— Data to process —
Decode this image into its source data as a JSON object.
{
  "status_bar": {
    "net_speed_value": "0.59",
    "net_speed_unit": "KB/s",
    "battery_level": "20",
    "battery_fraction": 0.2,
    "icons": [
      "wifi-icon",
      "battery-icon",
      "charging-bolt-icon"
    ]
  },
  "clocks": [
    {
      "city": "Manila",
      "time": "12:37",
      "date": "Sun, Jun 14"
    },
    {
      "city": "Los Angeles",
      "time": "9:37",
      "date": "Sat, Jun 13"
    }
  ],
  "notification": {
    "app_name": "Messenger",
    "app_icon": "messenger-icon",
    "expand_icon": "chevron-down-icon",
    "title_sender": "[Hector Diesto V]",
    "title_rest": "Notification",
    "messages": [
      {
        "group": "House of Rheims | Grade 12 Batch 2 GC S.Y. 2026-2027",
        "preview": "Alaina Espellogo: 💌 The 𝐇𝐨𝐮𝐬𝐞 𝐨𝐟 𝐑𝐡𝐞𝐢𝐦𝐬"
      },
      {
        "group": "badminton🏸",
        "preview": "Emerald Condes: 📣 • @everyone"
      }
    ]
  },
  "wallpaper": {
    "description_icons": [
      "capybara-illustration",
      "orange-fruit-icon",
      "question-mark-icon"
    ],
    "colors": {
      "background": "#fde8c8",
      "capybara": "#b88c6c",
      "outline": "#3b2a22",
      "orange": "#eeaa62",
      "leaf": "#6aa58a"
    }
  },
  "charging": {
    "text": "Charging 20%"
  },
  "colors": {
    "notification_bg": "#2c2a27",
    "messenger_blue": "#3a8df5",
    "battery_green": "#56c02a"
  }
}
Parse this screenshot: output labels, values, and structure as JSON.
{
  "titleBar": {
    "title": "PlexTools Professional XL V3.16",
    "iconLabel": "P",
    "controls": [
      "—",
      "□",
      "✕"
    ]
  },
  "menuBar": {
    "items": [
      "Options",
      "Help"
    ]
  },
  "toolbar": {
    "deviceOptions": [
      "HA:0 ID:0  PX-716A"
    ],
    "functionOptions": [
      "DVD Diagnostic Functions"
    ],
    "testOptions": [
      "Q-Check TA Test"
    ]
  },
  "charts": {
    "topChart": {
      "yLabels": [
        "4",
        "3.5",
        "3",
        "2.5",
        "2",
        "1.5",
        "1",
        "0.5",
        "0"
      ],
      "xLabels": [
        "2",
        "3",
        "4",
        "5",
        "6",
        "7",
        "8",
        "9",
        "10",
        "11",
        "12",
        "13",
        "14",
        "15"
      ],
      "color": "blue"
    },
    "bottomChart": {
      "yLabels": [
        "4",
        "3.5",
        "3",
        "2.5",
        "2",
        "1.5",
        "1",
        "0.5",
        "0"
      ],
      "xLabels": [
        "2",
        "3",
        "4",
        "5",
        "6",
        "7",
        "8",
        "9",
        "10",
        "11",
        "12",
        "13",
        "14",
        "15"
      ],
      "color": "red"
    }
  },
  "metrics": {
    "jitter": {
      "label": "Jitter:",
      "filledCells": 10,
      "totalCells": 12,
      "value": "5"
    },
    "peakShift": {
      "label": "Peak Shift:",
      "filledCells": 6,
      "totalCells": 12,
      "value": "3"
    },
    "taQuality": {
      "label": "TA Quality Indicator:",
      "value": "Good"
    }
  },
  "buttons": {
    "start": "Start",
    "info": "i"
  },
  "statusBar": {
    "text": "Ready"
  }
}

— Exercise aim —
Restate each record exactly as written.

— Answer to this problem —
Decode this image into its source data as a JSON object.
{
  "status_bar": {
    "net_speed_value": "0.59",
    "net_speed_unit": "KB/s",
    "battery_level": "20",
    "battery_fraction": 0.2,
    "icons": [
      "wifi-icon",
      "battery-icon",
      "charging-bolt-icon"
    ]
  },
  "clocks": [
    {
      "city": "Manila",
      "time": "12:37",
      "date": "Sun, Jun 14"
    },
    {
      "city": "Los Angeles",
      "time": "9:37",
      "date": "Sat, Jun 13"
    }
  ],
  "notification": {
    "app_name": "Messenger",
    "app_icon": "messenger-icon",
    "expand_icon": "chevron-down-icon",
    "title_sender": "[Hector Diesto V]",
    "title_rest": "Notification",
    "messages": [
      {
        "group": "House of Rheims | Grade 12 Batch 2 GC S.Y. 2026-2027",
        "preview": "Alaina Espellogo: 💌 The 𝐇𝐨𝐮𝐬𝐞 𝐨𝐟 𝐑𝐡𝐞𝐢𝐦𝐬"
      },
      {
        "group": "badminton🏸",
        "preview": "Emerald Condes: 📣 • @everyone"
      }
    ]
  },
  "wallpaper": {
    "description_icons": [
      "capybara-illustration",
      "orange-fruit-icon",
      "question-mark-icon"
    ],
    "colors": {
      "background": "#fde8c8",
      "capybara": "#b88c6c",
      "outline": "#3b2a22",
      "orange": "#eeaa62",
      "leaf": "#6aa58a"
    }
  },
  "charging": {
    "text": "Charging 20%"
  },
  "colors": {
    "notification_bg": "#2c2a27",
    "messenger_blue": "#3a8df5",
    "battery_green": "#56c02a"
  }
}
Parse this screenshot: output labels, values, and structure as JSON.
{
  "titleBar": {
    "title": "PlexTools Professional XL V3.16",
    "iconLabel": "P",
    "controls": [
      "—",
      "□",
      "✕"
    ]
  },
  "menuBar": {
    "items": [
      "Options",
      "Help"
    ]
  },
  "toolbar": {
    "deviceOptions": [
      "HA:0 ID:0  PX-716A"
    ],
    "functionOptions": [
      "DVD Diagnostic Functions"
    ],
    "testOptions": [
      "Q-Check TA Test"
    ]
  },
  "charts": {
    "topChart": {
      "yLabels": [
        "4",
        "3.5",
        "3",
        "2.5",
        "2",
        "1.5",
        "1",
        "0.5",
        "0"
      ],
      "xLabels": [
        "2",
        "3",
        "4",
        "5",
        "6",
        "7",
        "8",
        "9",
        "10",
        "11",
        "12",
        "13",
        "14",
        "15"
      ],
      "color": "blue"
    },
    "bottomChart": {
      "yLabels": [
        "4",
        "3.5",
        "3",
        "2.5",
        "2",
        "1.5",
        "1",
        "0.5",
        "0"
      ],
      "xLabels": [
        "2",
        "3",
        "4",
        "5",
        "6",
        "7",
        "8",
        "9",
        "10",
        "11",
        "12",
        "13",
        "14",
        "15"
      ],
      "color": "red"
    }
  },
  "metrics": {
    "jitter": {
      "label": "Jitter:",
      "filledCells": 10,
      "totalCells": 12,
      "value": "5"
    },
    "peakShift": {
      "label": "Peak Shift:",
      "filledCells": 6,
      "totalCells": 12,
      "value": "3"
    },
    "taQuality": {
      "label": "TA Quality Indicator:",
      "value": "Good"
    }
  },
  "buttons": {
    "start": "Start",
    "info": "i"
  },
  "statusBar": {
    "text": "Ready"
  }
}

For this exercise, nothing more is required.